→ TASK BRIEF:
Nothing in the listing below should change; retype it as is.

(MATERIAL SHOWN Opens)

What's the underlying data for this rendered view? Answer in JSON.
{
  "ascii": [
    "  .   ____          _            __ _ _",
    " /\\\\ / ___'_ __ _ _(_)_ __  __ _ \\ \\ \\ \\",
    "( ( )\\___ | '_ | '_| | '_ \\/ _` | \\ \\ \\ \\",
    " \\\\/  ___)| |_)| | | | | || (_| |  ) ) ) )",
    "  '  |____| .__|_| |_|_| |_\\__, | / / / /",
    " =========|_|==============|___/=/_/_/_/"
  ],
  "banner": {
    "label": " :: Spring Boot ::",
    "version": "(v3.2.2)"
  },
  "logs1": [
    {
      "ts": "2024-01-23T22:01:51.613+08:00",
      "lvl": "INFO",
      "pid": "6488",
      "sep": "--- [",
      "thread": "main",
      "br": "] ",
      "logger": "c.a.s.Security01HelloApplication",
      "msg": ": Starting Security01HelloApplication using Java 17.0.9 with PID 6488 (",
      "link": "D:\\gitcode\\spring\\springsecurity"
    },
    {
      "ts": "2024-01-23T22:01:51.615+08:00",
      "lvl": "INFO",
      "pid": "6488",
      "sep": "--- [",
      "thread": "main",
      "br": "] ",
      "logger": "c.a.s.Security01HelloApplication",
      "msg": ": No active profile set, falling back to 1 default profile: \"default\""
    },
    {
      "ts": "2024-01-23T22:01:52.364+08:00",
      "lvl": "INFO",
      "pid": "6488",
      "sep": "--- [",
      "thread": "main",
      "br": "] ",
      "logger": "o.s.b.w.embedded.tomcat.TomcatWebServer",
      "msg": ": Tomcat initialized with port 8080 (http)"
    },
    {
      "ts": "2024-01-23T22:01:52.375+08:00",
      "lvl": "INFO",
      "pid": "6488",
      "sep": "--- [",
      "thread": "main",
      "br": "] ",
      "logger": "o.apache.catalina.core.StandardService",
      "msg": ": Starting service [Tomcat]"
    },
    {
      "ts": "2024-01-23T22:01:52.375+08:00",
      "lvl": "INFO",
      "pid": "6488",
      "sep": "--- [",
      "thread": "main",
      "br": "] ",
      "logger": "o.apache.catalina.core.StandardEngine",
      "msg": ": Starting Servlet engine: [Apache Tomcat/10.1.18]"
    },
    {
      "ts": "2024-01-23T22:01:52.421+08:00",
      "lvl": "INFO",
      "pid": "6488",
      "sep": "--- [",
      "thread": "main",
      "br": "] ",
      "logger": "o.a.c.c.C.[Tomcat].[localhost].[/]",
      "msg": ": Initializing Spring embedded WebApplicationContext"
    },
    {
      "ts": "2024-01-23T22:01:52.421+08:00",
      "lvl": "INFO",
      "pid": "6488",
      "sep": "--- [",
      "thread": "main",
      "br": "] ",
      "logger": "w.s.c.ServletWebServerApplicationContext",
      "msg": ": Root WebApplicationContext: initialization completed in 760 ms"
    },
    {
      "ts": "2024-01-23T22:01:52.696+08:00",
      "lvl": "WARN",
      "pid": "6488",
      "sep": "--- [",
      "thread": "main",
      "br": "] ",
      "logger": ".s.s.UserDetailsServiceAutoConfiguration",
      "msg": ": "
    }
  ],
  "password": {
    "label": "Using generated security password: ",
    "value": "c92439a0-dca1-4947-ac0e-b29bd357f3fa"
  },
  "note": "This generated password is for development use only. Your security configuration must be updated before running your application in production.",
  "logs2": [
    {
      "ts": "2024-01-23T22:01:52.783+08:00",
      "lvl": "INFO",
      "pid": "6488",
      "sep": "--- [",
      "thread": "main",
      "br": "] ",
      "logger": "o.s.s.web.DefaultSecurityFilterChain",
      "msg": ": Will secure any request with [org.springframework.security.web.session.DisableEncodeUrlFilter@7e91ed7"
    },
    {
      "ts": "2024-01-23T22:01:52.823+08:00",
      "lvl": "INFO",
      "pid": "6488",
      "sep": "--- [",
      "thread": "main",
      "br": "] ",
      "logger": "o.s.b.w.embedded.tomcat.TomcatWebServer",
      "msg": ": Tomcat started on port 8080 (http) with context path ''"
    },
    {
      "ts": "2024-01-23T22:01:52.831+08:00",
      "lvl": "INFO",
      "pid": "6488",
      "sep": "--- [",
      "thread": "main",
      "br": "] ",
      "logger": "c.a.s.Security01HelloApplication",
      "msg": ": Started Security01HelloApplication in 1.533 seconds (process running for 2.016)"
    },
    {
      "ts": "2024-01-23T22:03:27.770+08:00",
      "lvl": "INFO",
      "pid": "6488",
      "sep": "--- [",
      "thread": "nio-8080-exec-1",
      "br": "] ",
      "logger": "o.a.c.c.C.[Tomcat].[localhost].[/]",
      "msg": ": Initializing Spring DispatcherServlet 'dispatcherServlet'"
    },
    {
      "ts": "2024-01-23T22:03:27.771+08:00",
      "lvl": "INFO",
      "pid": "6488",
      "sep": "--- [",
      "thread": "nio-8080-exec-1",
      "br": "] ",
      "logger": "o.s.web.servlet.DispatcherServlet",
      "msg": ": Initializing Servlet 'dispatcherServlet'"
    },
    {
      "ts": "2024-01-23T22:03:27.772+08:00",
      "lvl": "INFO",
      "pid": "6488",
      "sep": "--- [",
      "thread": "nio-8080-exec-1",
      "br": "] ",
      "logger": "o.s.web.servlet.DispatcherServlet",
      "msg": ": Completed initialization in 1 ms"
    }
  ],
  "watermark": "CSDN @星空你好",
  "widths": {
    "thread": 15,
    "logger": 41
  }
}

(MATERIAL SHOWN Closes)

→ EXERCISE RESPONSE:
What's the underlying data for this rendered view? Answer in JSON.
{
  "ascii": [
    "  .   ____          _            __ _ _",
    " /\\\\ / ___'_ __ _ _(_)_ __  __ _ \\ \\ \\ \\",
    "( ( )\\___ | '_ | '_| | '_ \\/ _` | \\ \\ \\ \\",
    " \\\\/  ___)| |_)| | | | | || (_| |  ) ) ) )",
    "  '  |____| .__|_| |_|_| |_\\__, | / / / /",
    " =========|_|==============|___/=/_/_/_/"
  ],
  "banner": {
    "label": " :: Spring Boot ::",
    "version": "(v3.2.2)"
  },
  "logs1": [
    {
      "ts": "2024-01-23T22:01:51.613+08:00",
      "lvl": "INFO",
      "pid": "6488",
      "sep": "--- [",
      "thread": "main",
      "br": "] ",
      "logger": "c.a.s.Security01HelloApplication",
      "msg": ": Starting Security01HelloApplication using Java 17.0.9 with PID 6488 (",
      "link": "D:\\gitcode\\spring\\springsecurity"
    },
    {
      "ts": "2024-01-23T22:01:51.615+08:00",
      "lvl": "INFO",
      "pid": "6488",
      "sep": "--- [",
      "thread": "main",
      "br": "] ",
      "logger": "c.a.s.Security01HelloApplication",
      "msg": ": No active profile set, falling back to 1 default profile: \"default\""
    },
    {
      "ts": "2024-01-23T22:01:52.364+08:00",
      "lvl": "INFO",
      "pid": "6488",
      "sep": "--- [",
      "thread": "main",
      "br": "] ",
      "logger": "o.s.b.w.embedded.tomcat.TomcatWebServer",
      "msg": ": Tomcat initialized with port 8080 (http)"
    },
    {
      "ts": "2024-01-23T22:01:52.375+08:00",
      "lvl": "INFO",
      "pid": "6488",
      "sep": "--- [",
      "thread": "main",
      "br": "] ",
      "logger": "o.apache.catalina.core.StandardService",
      "msg": ": Starting service [Tomcat]"
    },
    {
      "ts": "2024-01-23T22:01:52.375+08:00",
      "lvl": "INFO",
      "pid": "6488",
      "sep": "--- [",
      "thread": "main",
      "br": "] ",
      "logger": "o.apache.catalina.core.StandardEngine",
      "msg": ": Starting Servlet engine: [Apache Tomcat/10.1.18]"
    },
    {
      "ts": "2024-01-23T22:01:52.421+08:00",
      "lvl": "INFO",
      "pid": "6488",
      "sep": "--- [",
      "thread": "main",
      "br": "] ",
      "logger": "o.a.c.c.C.[Tomcat].[localhost].[/]",
      "msg": ": Initializing Spring embedded WebApplicationContext"
    },
    {
      "ts": "2024-01-23T22:01:52.421+08:00",
      "lvl": "INFO",
      "pid": "6488",
      "sep": "--- [",
      "thread": "main",
      "br": "] ",
      "logger": "w.s.c.ServletWebServerApplicationContext",
      "msg": ": Root WebApplicationContext: initialization completed in 760 ms"
    },
    {
      "ts": "2024-01-23T22:01:52.696+08:00",
      "lvl": "WARN",
      "pid": "6488",
      "sep": "--- [",
      "thread": "main",
      "br": "] ",
      "logger": ".s.s.UserDetailsServiceAutoConfiguration",
      "msg": ": "
    }
  ],
  "password": {
    "label": "Using generated security password: ",
    "value": "c92439a0-dca1-4947-ac0e-b29bd357f3fa"
  },
  "note": "This generated password is for development use only. Your security configuration must be updated before running your application in production.",
  "logs2": [
    {
      "ts": "2024-01-23T22:01:52.783+08:00",
      "lvl": "INFO",
      "pid": "6488",
      "sep": "--- [",
      "thread": "main",
      "br": "] ",
      "logger": "o.s.s.web.DefaultSecurityFilterChain",
      "msg": ": Will secure any request with [org.springframework.security.web.session.DisableEncodeUrlFilter@7e91ed7"
    },
    {
      "ts": "2024-01-23T22:01:52.823+08:00",
      "lvl": "INFO",
      "pid": "6488",
      "sep": "--- [",
      "thread": "main",
      "br": "] ",
      "logger": "o.s.b.w.embedded.tomcat.TomcatWebServer",
      "msg": ": Tomcat started on port 8080 (http) with context path ''"
    },
    {
      "ts": "2024-01-23T22:01:52.831+08:00",
      "lvl": "INFO",
      "pid": "6488",
      "sep": "--- [",
      "thread": "main",
      "br": "] ",
      "logger": "c.a.s.Security01HelloApplication",
      "msg": ": Started Security01HelloApplication in 1.533 seconds (process running for 2.016)"
    },
    {
      "ts": "2024-01-23T22:03:27.770+08:00",
      "lvl": "INFO",
      "pid": "6488",
      "sep": "--- [",
      "thread": "nio-8080-exec-1",
      "br": "] ",
      "logger": "o.a.c.c.C.[Tomcat].[localhost].[/]",
      "msg": ": Initializing Spring DispatcherServlet 'dispatcherServlet'"
    },
    {
      "ts": "2024-01-23T22:03:27.771+08:00",
      "lvl": "INFO",
      "pid": "6488",
      "sep": "--- [",
      "thread": "nio-8080-exec-1",
      "br": "] ",
      "logger": "o.s.web.servlet.DispatcherServlet",
      "msg": ": Initializing Servlet 'dispatcherServlet'"
    },
    {
      "ts": "2024-01-23T22:03:27.772+08:00",
      "lvl": "INFO",
      "pid": "6488",
      "sep": "--- [",
      "thread": "nio-8080-exec-1",
      "br": "] ",
      "logger": "o.s.web.servlet.DispatcherServlet",
      "msg": ": Completed initialization in 1 ms"
    }
  ],
  "watermark": "CSDN @星空你好",
  "widths": {
    "thread": 15,
    "logger": 41
  }
}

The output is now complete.